    When will our cell phones be as good as our TVs?

    We've all heard the horror stories about returning from vacation to find a cell phone bill in the thousands of dollars. Roaming in a foreign land racks up crazy fees and surcharges, causing shock and dismay upon receipt.

    But now the FCC has taken steps to prevent surprise bills. One in six cell phone users has faced a monumental bill, according to the FCC, including bills of over $1,000 for 20 percent of complainants. Customers have had to struggle to get the companies to reverse the charges. One victim was a disaster volunteer working in Haiti who found that her international plan didn't cover data, and got a bill that was over $30,000. T-Mobile forgave most of those charges, but is still demanding several thousand dollars from the Haiti volunteer.

    The proposed rules would require the phone companies to notify users when they're racking up huge bills. Customers would get a text or voice alert when they exceed certain limits on usage or fees.

    Predictably, phone companies are opposed. They claim that they already provide users with tools to monitor their usage. But obviously, those tools are insufficient. When's the last time you check to see how many minutes or texts you've used this month? Do you even know how to check? Most folks don't.

    A representative for a wireless trade group claimed that customers will find all the answers they need by reading the instruction manual that came with their phone. Because you always memorize your cellphone instruction manual front-to-back, right?

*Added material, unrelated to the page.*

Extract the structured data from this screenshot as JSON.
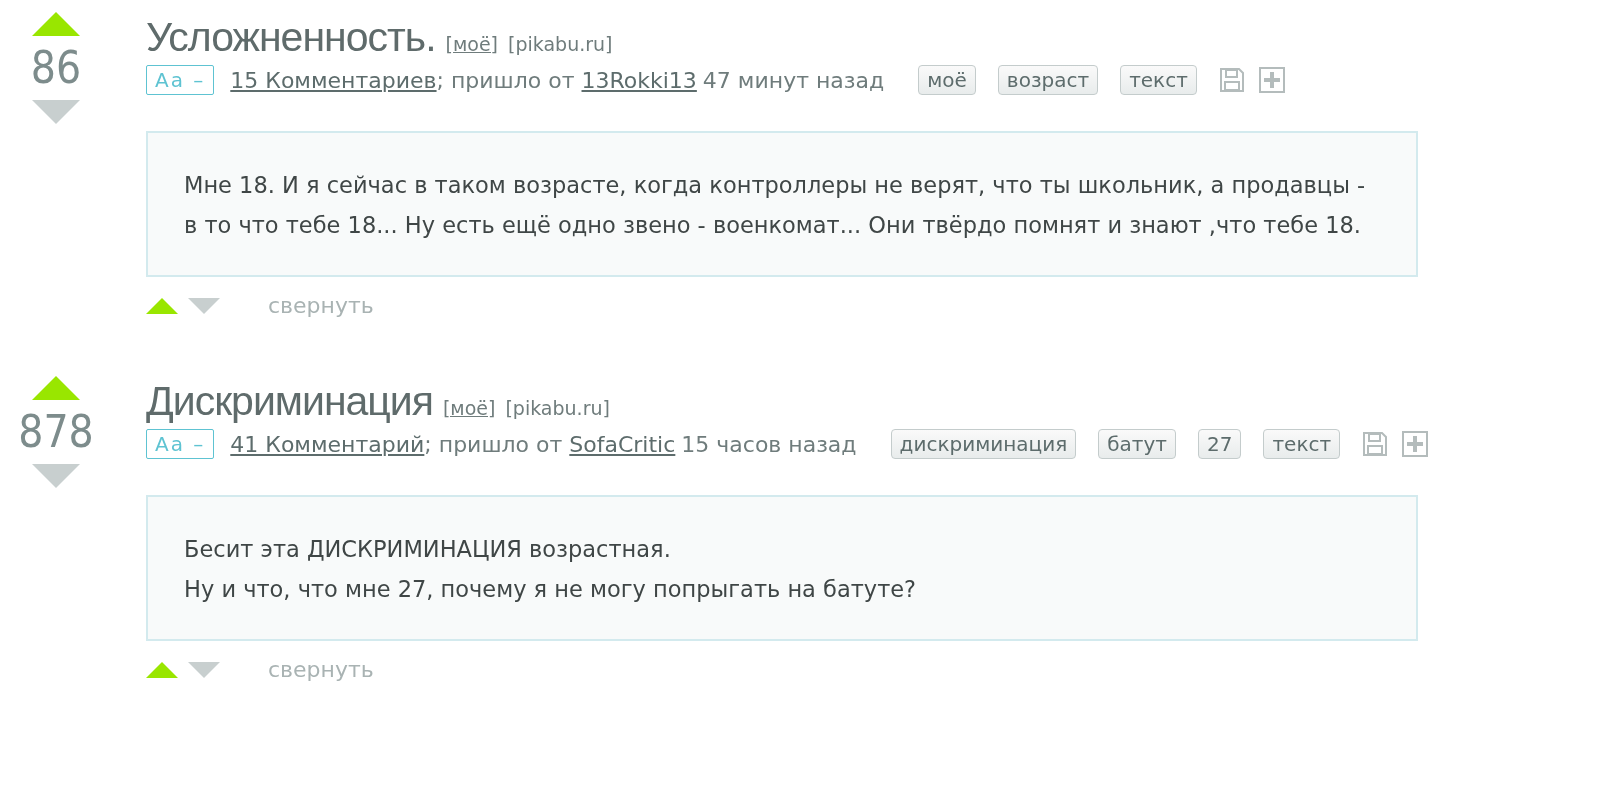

    According to T-Mobile, customers can call a special number to get a report on their monthly usage. Verizon says that it offers text alerts. But those tools vary too much from one carrier to another, says the FCC, which wants the companies to standardize their communication.